● ACTION ITEM: Copy out each line from the material where the word "hint" is found.

================

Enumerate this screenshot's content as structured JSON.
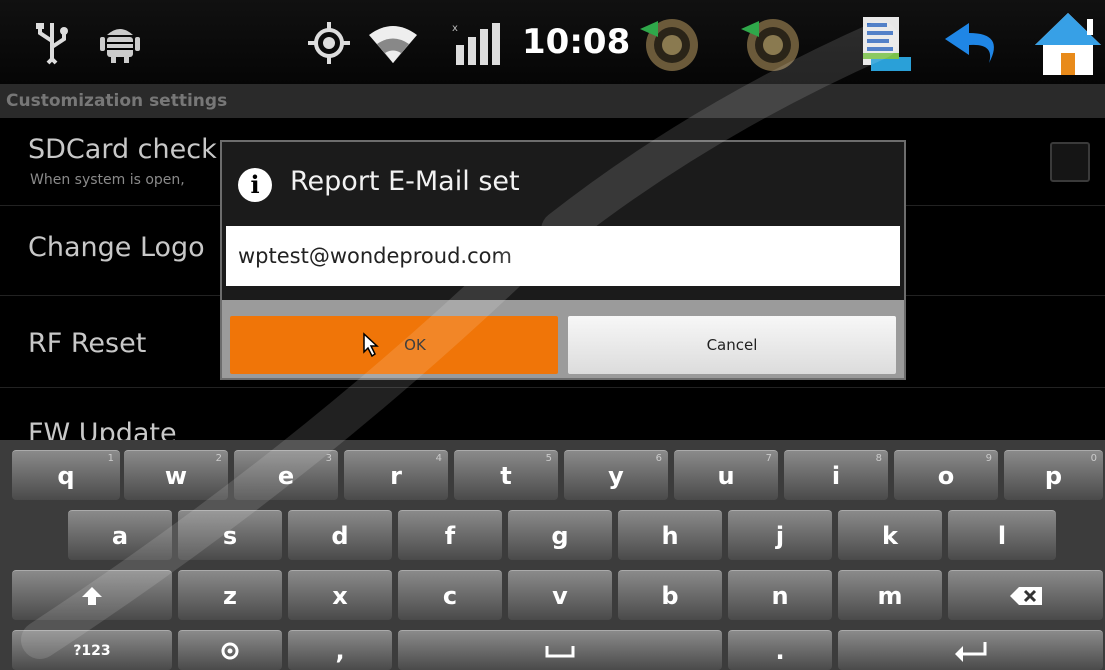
{
  "status_bar": {
    "time": "10:08",
    "icons": [
      "usb-icon",
      "android-debug-icon",
      "gps-icon",
      "wifi-icon",
      "signal-icon",
      "volume-down-icon",
      "volume-up-icon",
      "document-icon",
      "back-icon",
      "home-icon"
    ]
  },
  "section_header": "Customization settings",
  "settings": [
    {
      "title": "SDCard check",
      "subtitle": "When system is open,"
    },
    {
      "title": "Change Logo"
    },
    {
      "title": "RF Reset"
    },
    {
      "title": "FW Update"
    }
  ],
  "dialog": {
    "title": "Report E-Mail set",
    "email_value": "wptest@wondeproud.com",
    "ok_label": "OK",
    "cancel_label": "Cancel"
  },
  "keyboard": {
    "row1": [
      {
        "label": "q",
        "hint": "1"
      },
      {
        "label": "w",
        "hint": "2"
      },
      {
        "label": "e",
        "hint": "3"
      },
      {
        "label": "r",
        "hint": "4"
      },
      {
        "label": "t",
        "hint": "5"
      },
      {
        "label": "y",
        "hint": "6"
      },
      {
        "label": "u",
        "hint": "7"
      },
      {
        "label": "i",
        "hint": "8"
      },
      {
        "label": "o",
        "hint": "9"
      },
      {
        "label": "p",
        "hint": "0"
      }
    ],
    "row2": [
      "a",
      "s",
      "d",
      "f",
      "g",
      "h",
      "j",
      "k",
      "l"
    ],
    "row3": [
      "z",
      "x",
      "c",
      "v",
      "b",
      "n",
      "m"
    ],
    "symbols_label": "?123",
    "comma_label": ",",
    "period_label": "."
  },
  "colors": {
    "ok_button": "#f07508",
    "status_bar": "#0a0a0a",
    "keyboard_bg": "#3c3c3c"
  }
}
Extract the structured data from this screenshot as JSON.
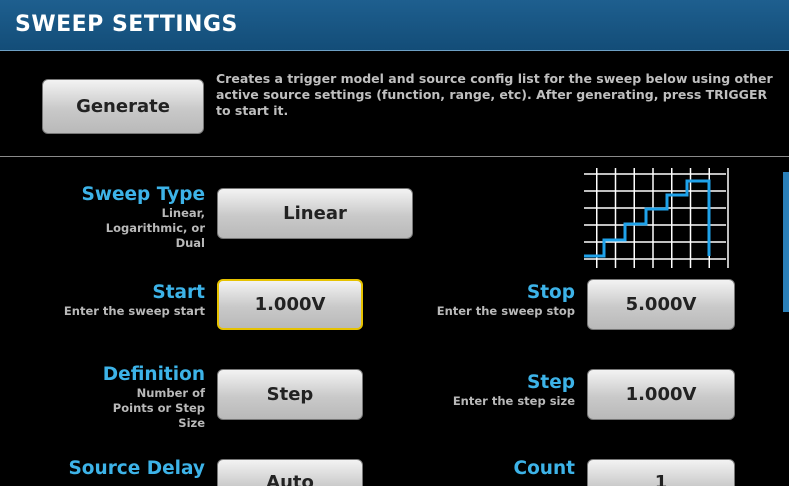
{
  "header": {
    "title": "SWEEP SETTINGS"
  },
  "generate": {
    "label": "Generate",
    "description": "Creates a trigger model and source config list for the sweep below using other active source settings (function, range, etc). After generating, press TRIGGER to start it."
  },
  "fields": {
    "sweep_type": {
      "title": "Sweep Type",
      "sub": "Linear, Logarithmic, or Dual",
      "value": "Linear"
    },
    "start": {
      "title": "Start",
      "sub": "Enter the sweep start",
      "value": "1.000V"
    },
    "stop": {
      "title": "Stop",
      "sub": "Enter the sweep stop",
      "value": "5.000V"
    },
    "definition": {
      "title": "Definition",
      "sub": "Number of Points or Step Size",
      "value": "Step"
    },
    "step": {
      "title": "Step",
      "sub": "Enter the step size",
      "value": "1.000V"
    },
    "source_delay": {
      "title": "Source Delay",
      "value": "Auto"
    },
    "count": {
      "title": "Count",
      "value": "1"
    }
  },
  "preview_graph": {
    "type": "staircase",
    "color": "#1fa2ea",
    "grid_color": "#ffffff"
  },
  "colors": {
    "accent": "#3db3e8",
    "header_bg": "#1a5a88",
    "selected_border": "#e6c200"
  }
}
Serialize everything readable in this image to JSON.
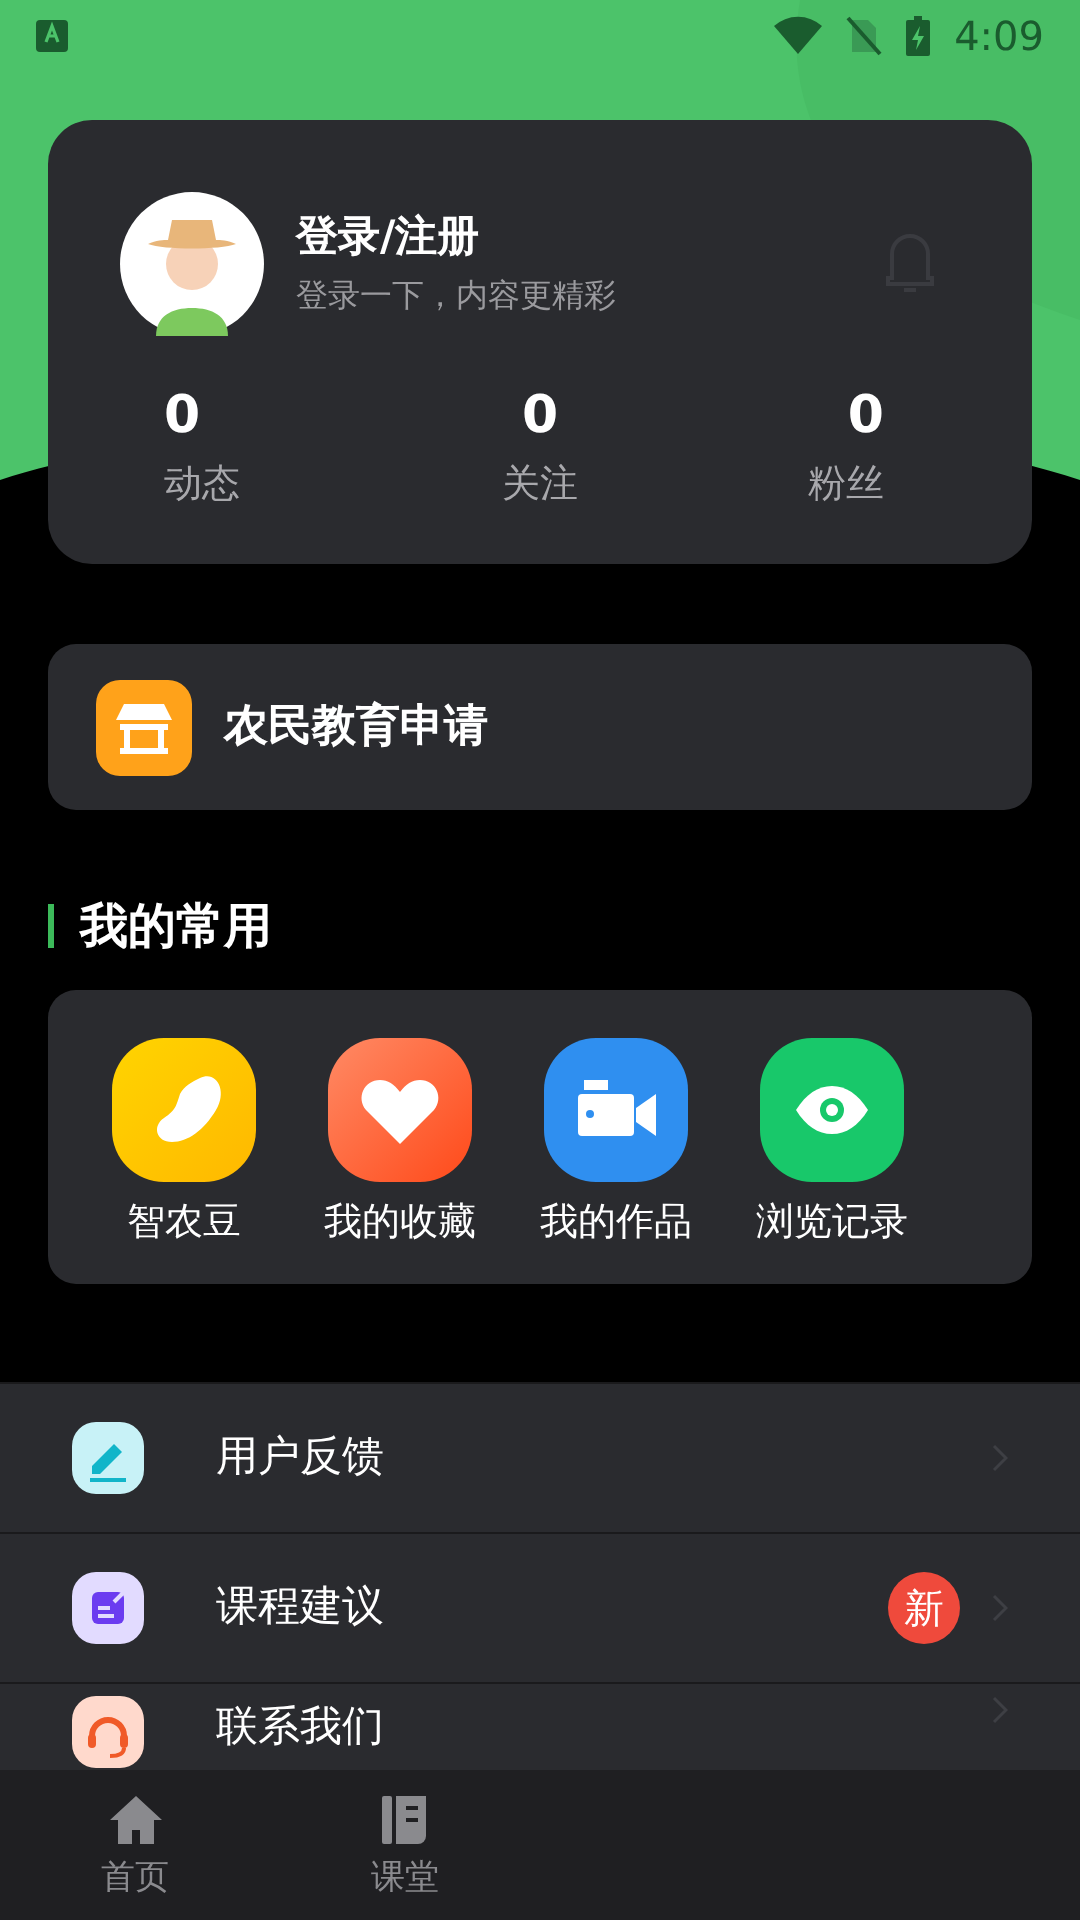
{
  "status_bar": {
    "time": "4:09"
  },
  "profile": {
    "title": "登录/注册",
    "subtitle": "登录一下，内容更精彩",
    "stats": [
      {
        "value": "0",
        "label": "动态"
      },
      {
        "value": "0",
        "label": "关注"
      },
      {
        "value": "0",
        "label": "粉丝"
      }
    ]
  },
  "application": {
    "label": "农民教育申请"
  },
  "favorites": {
    "title": "我的常用",
    "items": [
      {
        "label": "智农豆"
      },
      {
        "label": "我的收藏"
      },
      {
        "label": "我的作品"
      },
      {
        "label": "浏览记录"
      }
    ]
  },
  "menu": [
    {
      "label": "用户反馈"
    },
    {
      "label": "课程建议",
      "badge": "新"
    },
    {
      "label": "联系我们"
    }
  ],
  "bottom_nav": [
    {
      "label": "首页",
      "selected": false
    },
    {
      "label": "课堂",
      "selected": false
    }
  ]
}
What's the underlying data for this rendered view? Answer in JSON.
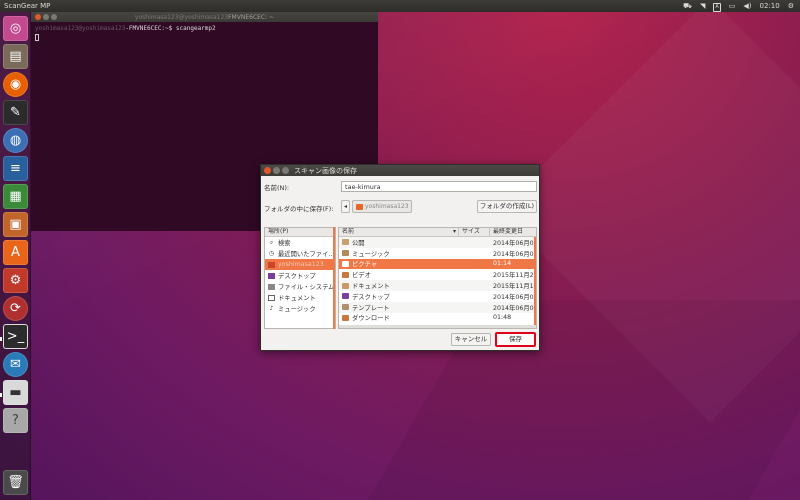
{
  "top_panel": {
    "app_title": "ScanGear MP",
    "indicators": {
      "keyboard": "A",
      "time": "02:10"
    }
  },
  "terminal": {
    "title_suffix": "FMVNE6CEC: ~",
    "user_blurred": "yoshimasa123@yoshimasa123",
    "prompt_host": "-FMVNE6CEC:~$ ",
    "command": "scangearmp2"
  },
  "dialog": {
    "title": "スキャン画像の保存",
    "name_label": "名前(N):",
    "name_value": "tae-kimura",
    "folder_label": "フォルダの中に保存(F):",
    "path_button": "yoshimasa123",
    "create_folder_label": "フォルダの作成(L)",
    "places_header": "場所(P)",
    "places": [
      {
        "label": "検索",
        "icon": "search-icon"
      },
      {
        "label": "最近開いたファイ…",
        "icon": "recent-icon"
      },
      {
        "label": "yoshimasa123",
        "icon": "home-icon",
        "selected": true
      },
      {
        "label": "デスクトップ",
        "icon": "desktop-icon"
      },
      {
        "label": "ファイル・システム",
        "icon": "drive-icon"
      },
      {
        "label": "ドキュメント",
        "icon": "document-icon"
      },
      {
        "label": "ミュージック",
        "icon": "music-icon"
      }
    ],
    "columns": {
      "name": "名前",
      "size": "サイズ",
      "date": "最終変更日"
    },
    "files": [
      {
        "name": "公開",
        "size": "",
        "date": "2014年06月01"
      },
      {
        "name": "ミュージック",
        "size": "",
        "date": "2014年06月01"
      },
      {
        "name": "ピクチャ",
        "size": "",
        "date": "01:14",
        "selected": true
      },
      {
        "name": "ビデオ",
        "size": "",
        "date": "2015年11月20"
      },
      {
        "name": "ドキュメント",
        "size": "",
        "date": "2015年11月18"
      },
      {
        "name": "デスクトップ",
        "size": "",
        "date": "2014年06月01"
      },
      {
        "name": "テンプレート",
        "size": "",
        "date": "2014年06月01"
      },
      {
        "name": "ダウンロード",
        "size": "",
        "date": "01:48"
      }
    ],
    "cancel_label": "キャンセル",
    "save_label": "保存"
  },
  "colors": {
    "accent": "#f07746",
    "highlight_box": "#e0001a",
    "terminal_bg": "#300a24"
  }
}
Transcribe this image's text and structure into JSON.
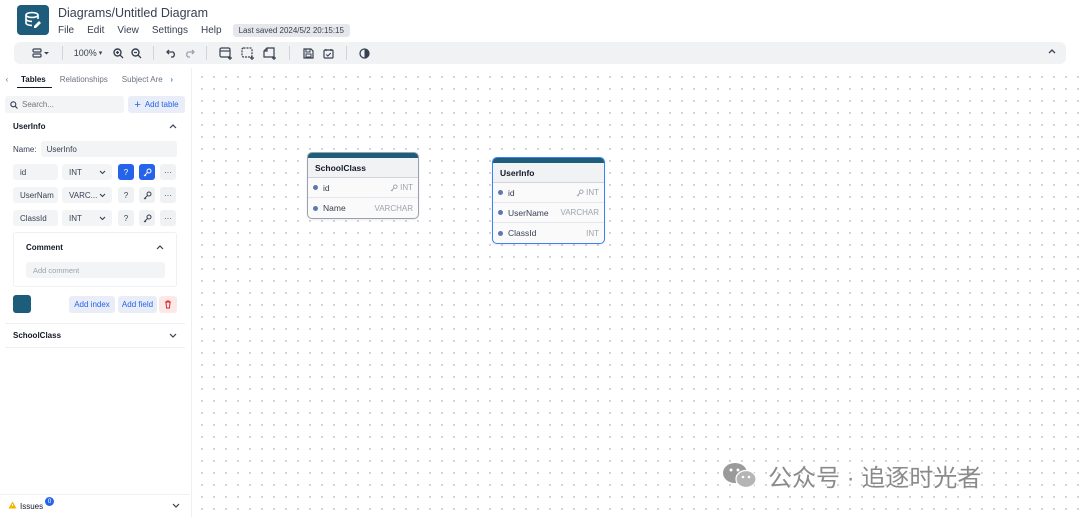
{
  "header": {
    "title": "Diagrams/Untitled Diagram",
    "menu": [
      "File",
      "Edit",
      "View",
      "Settings",
      "Help"
    ],
    "last_saved": "Last saved 2024/5/2 20:15:15"
  },
  "toolbar": {
    "zoom": "100%"
  },
  "sidebar": {
    "tabs": [
      "Tables",
      "Relationships",
      "Subject Are"
    ],
    "search_placeholder": "Search...",
    "add_table_label": "Add table",
    "selected_table": {
      "title": "UserInfo",
      "name_label": "Name:",
      "name_value": "UserInfo",
      "fields": [
        {
          "name": "id",
          "type": "INT"
        },
        {
          "name": "UserNam",
          "type": "VARC..."
        },
        {
          "name": "ClassId",
          "type": "INT"
        }
      ],
      "comment_label": "Comment",
      "comment_placeholder": "Add comment",
      "color": "#1d5c7a",
      "add_index_label": "Add index",
      "add_field_label": "Add field"
    },
    "other_tables": [
      "SchoolClass"
    ],
    "issues_label": "Issues",
    "issues_count": "0"
  },
  "canvas": {
    "tables": [
      {
        "title": "SchoolClass",
        "rows": [
          {
            "name": "id",
            "type": "INT",
            "key": true
          },
          {
            "name": "Name",
            "type": "VARCHAR",
            "key": false
          }
        ]
      },
      {
        "title": "UserInfo",
        "rows": [
          {
            "name": "id",
            "type": "INT",
            "key": true
          },
          {
            "name": "UserName",
            "type": "VARCHAR",
            "key": false
          },
          {
            "name": "ClassId",
            "type": "INT",
            "key": false
          }
        ]
      }
    ]
  },
  "watermark": "公众号 · 追逐时光者",
  "colors": {
    "brand": "#1d5c7a",
    "accent": "#2563eb"
  }
}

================

● WRITTEN RESPONSE:
        "hint": "1"
        "hint": "2"
        "hint": "3"
        "hint": "4"
        "hint": "5"
        "hint": "6"
        "hint": "7"
        "hint": "8"
        "hint": "9"
        "hint": "0"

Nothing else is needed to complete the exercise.